The input:
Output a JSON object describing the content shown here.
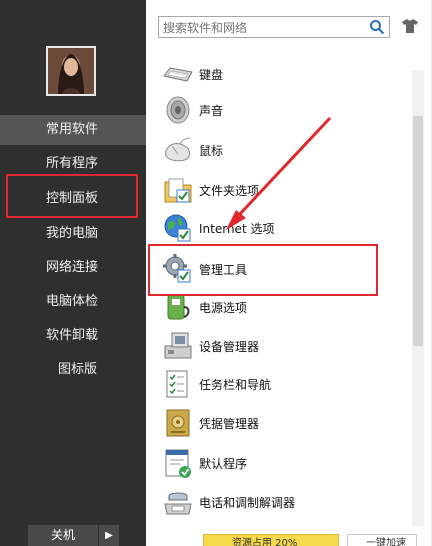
{
  "sidebar": {
    "items": [
      {
        "label": "常用软件"
      },
      {
        "label": "所有程序"
      },
      {
        "label": "控制面板"
      },
      {
        "label": "我的电脑"
      },
      {
        "label": "网络连接"
      },
      {
        "label": "电脑体检"
      },
      {
        "label": "软件卸载"
      },
      {
        "label": "图标版"
      }
    ],
    "shutdown_label": "关机",
    "shutdown_arrow": "▶"
  },
  "search": {
    "placeholder": "搜索软件和网络"
  },
  "items": [
    {
      "label": "键盘",
      "icon": "keyboard-icon"
    },
    {
      "label": "声音",
      "icon": "speaker-icon"
    },
    {
      "label": "鼠标",
      "icon": "mouse-icon"
    },
    {
      "label": "文件夹选项",
      "icon": "folder-options-icon"
    },
    {
      "label": "Internet 选项",
      "icon": "internet-options-icon"
    },
    {
      "label": "管理工具",
      "icon": "admin-tools-icon"
    },
    {
      "label": "电源选项",
      "icon": "power-options-icon"
    },
    {
      "label": "设备管理器",
      "icon": "device-manager-icon"
    },
    {
      "label": "任务栏和导航",
      "icon": "taskbar-icon"
    },
    {
      "label": "凭据管理器",
      "icon": "credential-manager-icon"
    },
    {
      "label": "默认程序",
      "icon": "default-programs-icon"
    },
    {
      "label": "电话和调制解调器",
      "icon": "phone-modem-icon"
    }
  ],
  "bottom": {
    "left_label": "资源占用 20%",
    "right_label": "一键加速"
  },
  "colors": {
    "sidebar_bg": "#2f2f2f",
    "active_bg": "#555555",
    "highlight_red": "#e0282d",
    "accent_yellow": "#f7d94c"
  }
}
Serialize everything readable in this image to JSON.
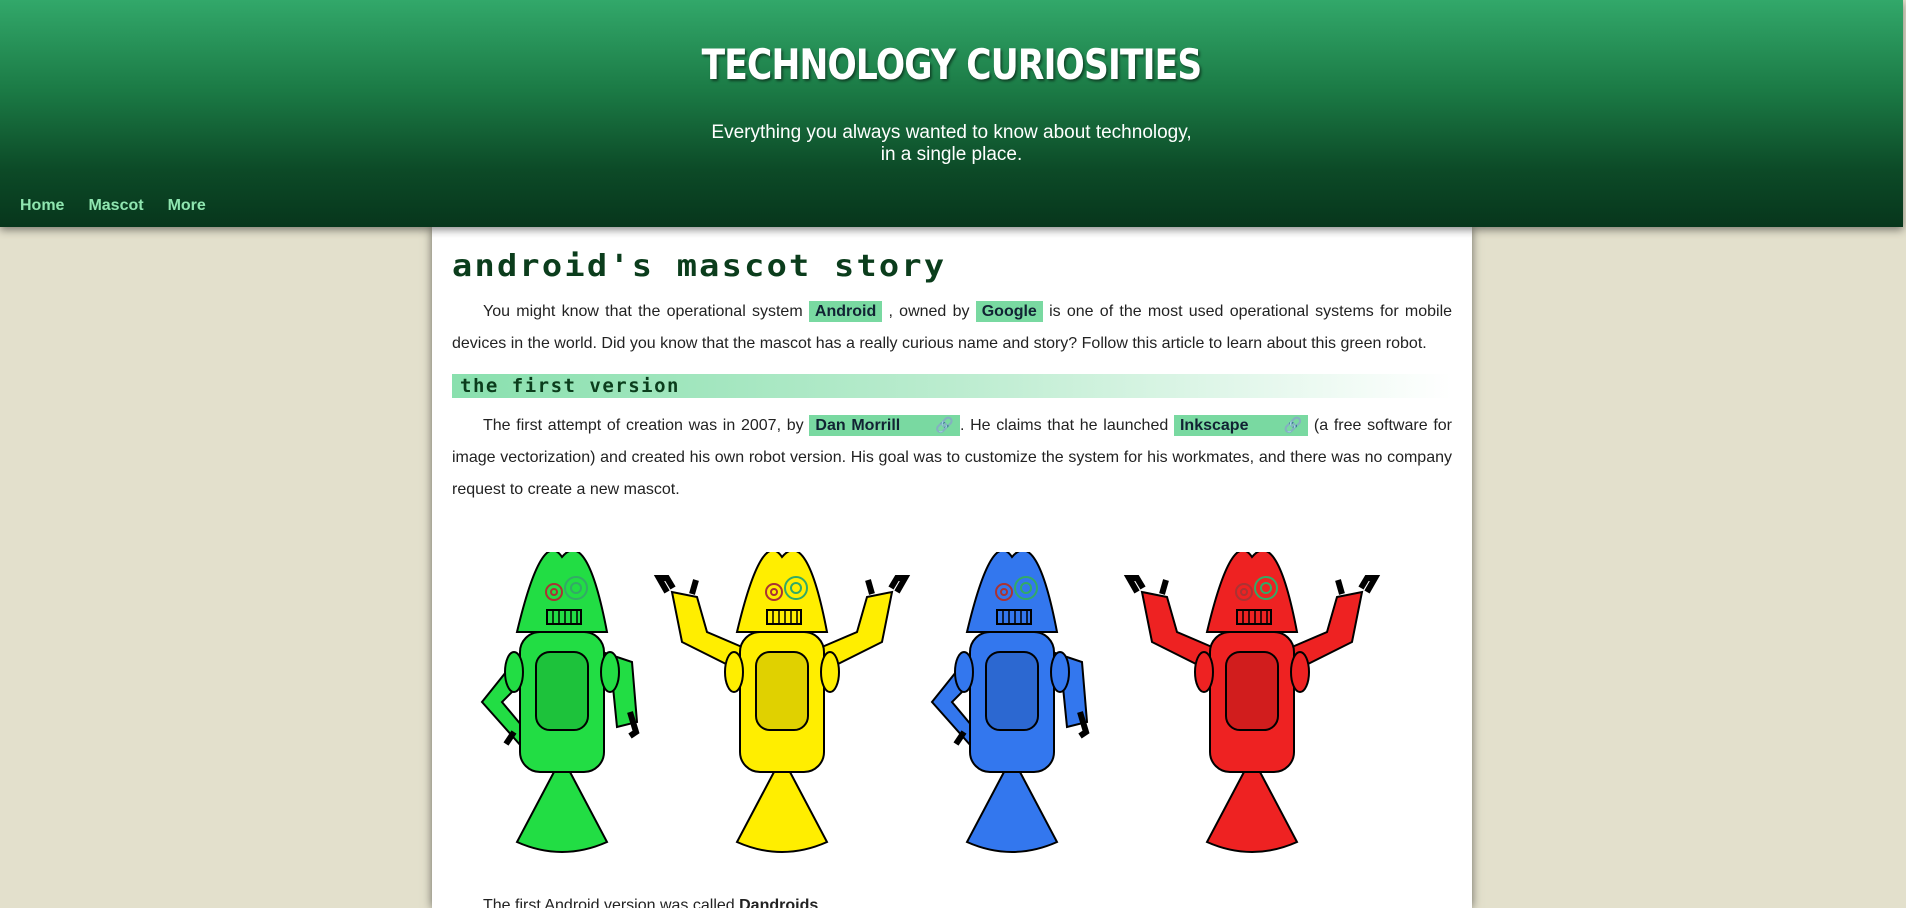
{
  "header": {
    "title": "TECHNOLOGY CURIOSITIES",
    "tagline_line1": "Everything you always wanted to know about technology,",
    "tagline_line2": "in a single place."
  },
  "nav": {
    "items": [
      {
        "label": "Home"
      },
      {
        "label": "Mascot"
      },
      {
        "label": "More"
      }
    ]
  },
  "article": {
    "title": "Android's mascot story",
    "intro": {
      "p1": "You might know that the operational system",
      "android": "Android",
      "p2": ", owned by",
      "google": "Google",
      "p3": "is one of the most used operational systems for mobile devices in the world. Did you know that the mascot has a really curious name and story? Follow this article to learn about this green robot."
    },
    "section1": {
      "title": "The first version",
      "p1": "The first attempt of creation was in 2007, by",
      "dan": "Dan Morrill",
      "p2": ". He claims that he launched",
      "inkscape": "Inkscape",
      "p3": "(a free software for image vectorization) and created his own robot version. His goal was to customize the system for his workmates, and there was no company request to create a new mascot."
    },
    "cut_text_start": "The first Android version was called",
    "cut_text_bold": "Dandroids"
  },
  "robot_colors": [
    "#22dd44",
    "#ffee00",
    "#3377ee",
    "#ee2222"
  ],
  "colors": {
    "accent": "#79d9a1",
    "header_dark": "#07361c",
    "title_dark": "#0b3d1c"
  }
}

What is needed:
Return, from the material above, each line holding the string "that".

Answer for the task:
      "p1": "You might know that the operational system",
      "p3": "is one of the most used operational systems for mobile devices in the world. Did you know that the mascot has a really curious name and story? Follow this article to learn about this green robot."
      "p2": ". He claims that he launched",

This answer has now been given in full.